Fowles has done so much more than just get through the punishment this season. She is averaging 20.7 points and 10.0 rebounds and shooting 68.2 percent from the field to lead the Minnesota Lynx to a WNBA-best 21-3 record heading into a WNBA Finals rematch with the Los Angeles Sparks on Friday and has cemented herself as the runaway favorite for the MVP award three-quarters of the way through the season.
Long one of the most skilled centers in the league, Fowles has been more dominant than ever in her 10th season. She insists that there have been no major adjustments, no special workouts or different approaches this season.
"I'm just poised and consistent," Fowles said. "Back then, if I got bumped and got hit, I would probably shy away from where I'm used to scoring or I would pass the ball more. This year, coach is just like, if you can go through three people, go through three people."
In much the same way that Shaquille O'Neal made it difficult on officials to recognize fouls committed on his hulking frame, the 6-foot-6, 212-pound Fowles is often a victim of her own strength and size. A foul that would cause a smaller player to tumble to the court barely makes Fowles flinch as she powers to the basket.
"You know that you're going to get hit and get popped and every third foul is probably going to get called," she said.
"It gets you prepared mentally to just let stuff roll off and not to click within those moments. That's been a key for me this year, playing through all the negative, the good, the bad and the ugly."
Fowles shot 58 percent from the free throw line as a rookie, but she is shooting a career-high 79.7 percent this year, inflicting her own kind of pain on the opponents when the play gets rowdy.
"People are going to do everything in their power to stop me, whether it's just playing hard defense or playing dirty defense," Fowles said. "You've just got to keep the mindset that you're just going to keep going."

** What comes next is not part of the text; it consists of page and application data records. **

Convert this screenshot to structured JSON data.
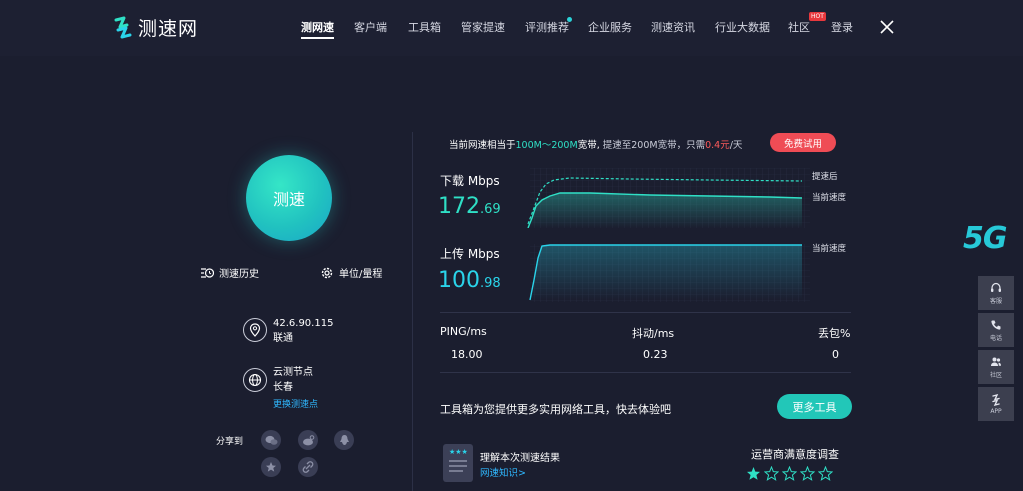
{
  "logo": {
    "text": "测速网"
  },
  "nav": [
    {
      "label": "测网速",
      "active": true
    },
    {
      "label": "客户端"
    },
    {
      "label": "工具箱"
    },
    {
      "label": "管家提速"
    },
    {
      "label": "评测推荐"
    },
    {
      "label": "企业服务"
    },
    {
      "label": "测速资讯"
    },
    {
      "label": "行业大数据"
    },
    {
      "label": "社区",
      "badge": "HOT"
    },
    {
      "label": "登录"
    }
  ],
  "left": {
    "speed_button": "测速",
    "history": "测速历史",
    "units": "单位/量程",
    "ip": "42.6.90.115",
    "isp": "联通",
    "node_title": "云测节点",
    "node_city": "长春",
    "change_node": "更换测速点",
    "share_label": "分享到"
  },
  "promo": {
    "p1": "当前网速相当于",
    "p2": "100M～200M",
    "p3": "宽带,",
    "p4": "提速至200M宽带，只需",
    "p5": "0.4元",
    "p6": "/天",
    "trial": "免费试用"
  },
  "download": {
    "label": "下载 Mbps",
    "int": "172",
    "dec": ".69",
    "note_boost": "提速后",
    "note_current": "当前速度"
  },
  "upload": {
    "label": "上传 Mbps",
    "int": "100",
    "dec": ".98",
    "note_current": "当前速度"
  },
  "stats": {
    "ping_label": "PING/ms",
    "ping": "18.00",
    "jitter_label": "抖动/ms",
    "jitter": "0.23",
    "loss_label": "丢包%",
    "loss": "0"
  },
  "tools": {
    "text": "工具箱为您提供更多实用网络工具，快去体验吧",
    "button": "更多工具"
  },
  "result": {
    "title": "理解本次测速结果",
    "link": "网速知识>"
  },
  "survey": {
    "title": "运营商满意度调查",
    "rating": 1,
    "max": 5
  },
  "side": {
    "badge": "5G",
    "items": [
      "客服",
      "电话",
      "社区",
      "APP"
    ]
  },
  "colors": {
    "accent": "#2fe0c6",
    "upload": "#2ad4ea",
    "red": "#ef4c55",
    "bg": "#1b1e2f"
  }
}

Another big factor in Fowles' career season has been a meeting of the minds with coach Cheryl Reeve. Before the season started the fiery Reeve listened to an interview in which Fowles stated that she didn't need to be yelled at for motivation.
Fowles prefers more measured conversation with the coach, and Reeve has made the adjustment and better understood how to get through to Fowles when she grows frustrated.
"I wanted to keep her in a place where she's focused," Reeve said. "If I get to a spot where I'm needling her and not talking to her, then she's going to lose her focus and have to handle me and go handle what is happening to her out there."
Since arriving midseason in 2015, Fowles has gradually become a bigger and bigger part of the Lynx offense.
With Augustus, Lindsay Whalen and Maya Moore, Minnesota used to rely more on its athleticism and quickness on the perimeter. But Fowles' presence has changed the dynamic entirely, so much so that Reeve is still haunted by her inability to get the center more involved down the stretch in last year's Game 5 against the Sparks.
Fowles had 10 points on just 10 field goal attempts -- and no free throws -- in a game that came down to the final possession.
"We vowed that we're not going to have the best center in the league and not be able to use her," Reeve said. "So we completely switched the focus."
That, Reeve said, is the definition of an MVP.
"I'm not going to lie, it crosses my mind," Fowles said with a smile. "But I don't get too consumed by it because we have about 10 more games to go. Once we handle business in these games, then I'll start focusing on the next part of that. If that's what it is, I'd be happy and grateful. We shall see."
Copyright 2017 by The Associated Press